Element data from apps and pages
-.-.-
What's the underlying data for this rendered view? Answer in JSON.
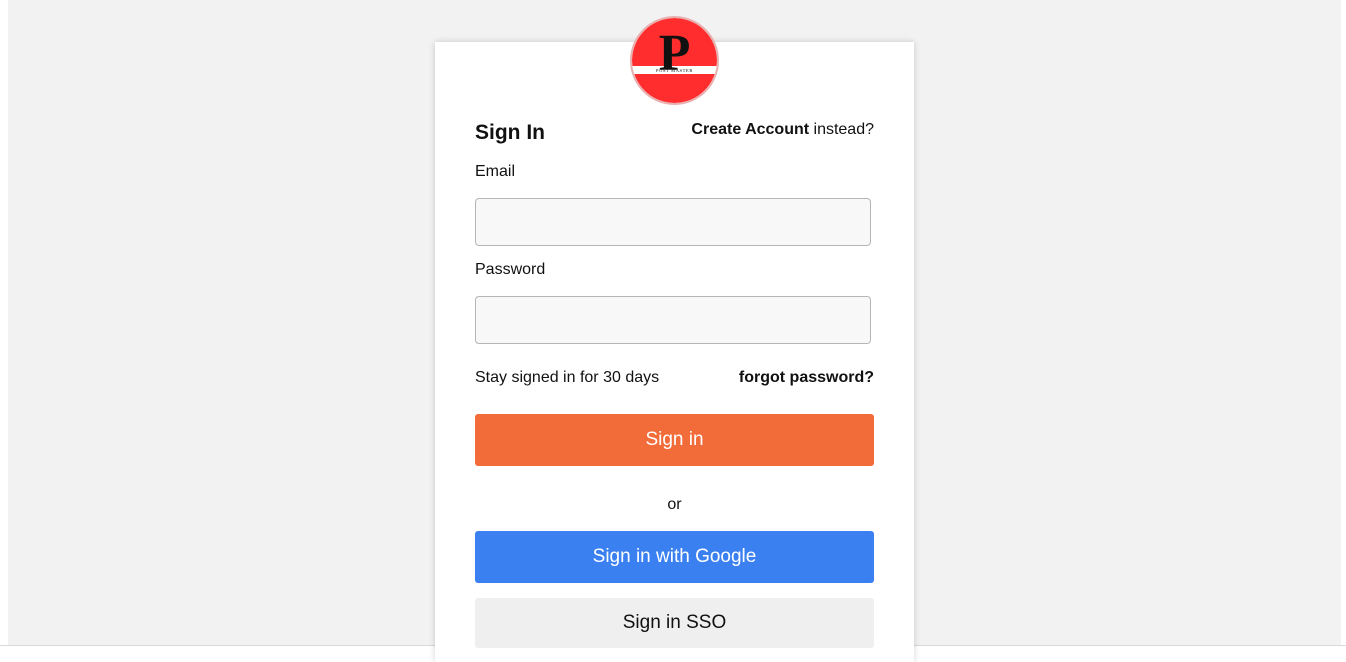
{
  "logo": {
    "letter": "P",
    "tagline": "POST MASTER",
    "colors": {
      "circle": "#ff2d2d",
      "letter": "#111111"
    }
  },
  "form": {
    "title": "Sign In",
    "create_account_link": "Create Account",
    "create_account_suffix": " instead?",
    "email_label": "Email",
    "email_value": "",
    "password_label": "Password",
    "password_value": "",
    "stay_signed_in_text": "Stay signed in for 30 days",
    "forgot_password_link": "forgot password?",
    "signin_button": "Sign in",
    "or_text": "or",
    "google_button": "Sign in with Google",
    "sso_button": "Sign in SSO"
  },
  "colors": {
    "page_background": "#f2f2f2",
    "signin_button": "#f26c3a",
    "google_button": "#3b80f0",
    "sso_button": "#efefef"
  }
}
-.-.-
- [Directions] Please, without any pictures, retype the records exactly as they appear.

- [Result of the task]
What's the underlying data for this rendered view? Answer in JSON.
{
  "logo": {
    "letter": "P",
    "tagline": "POST MASTER",
    "colors": {
      "circle": "#ff2d2d",
      "letter": "#111111"
    }
  },
  "form": {
    "title": "Sign In",
    "create_account_link": "Create Account",
    "create_account_suffix": " instead?",
    "email_label": "Email",
    "email_value": "",
    "password_label": "Password",
    "password_value": "",
    "stay_signed_in_text": "Stay signed in for 30 days",
    "forgot_password_link": "forgot password?",
    "signin_button": "Sign in",
    "or_text": "or",
    "google_button": "Sign in with Google",
    "sso_button": "Sign in SSO"
  },
  "colors": {
    "page_background": "#f2f2f2",
    "signin_button": "#f26c3a",
    "google_button": "#3b80f0",
    "sso_button": "#efefef"
  }
}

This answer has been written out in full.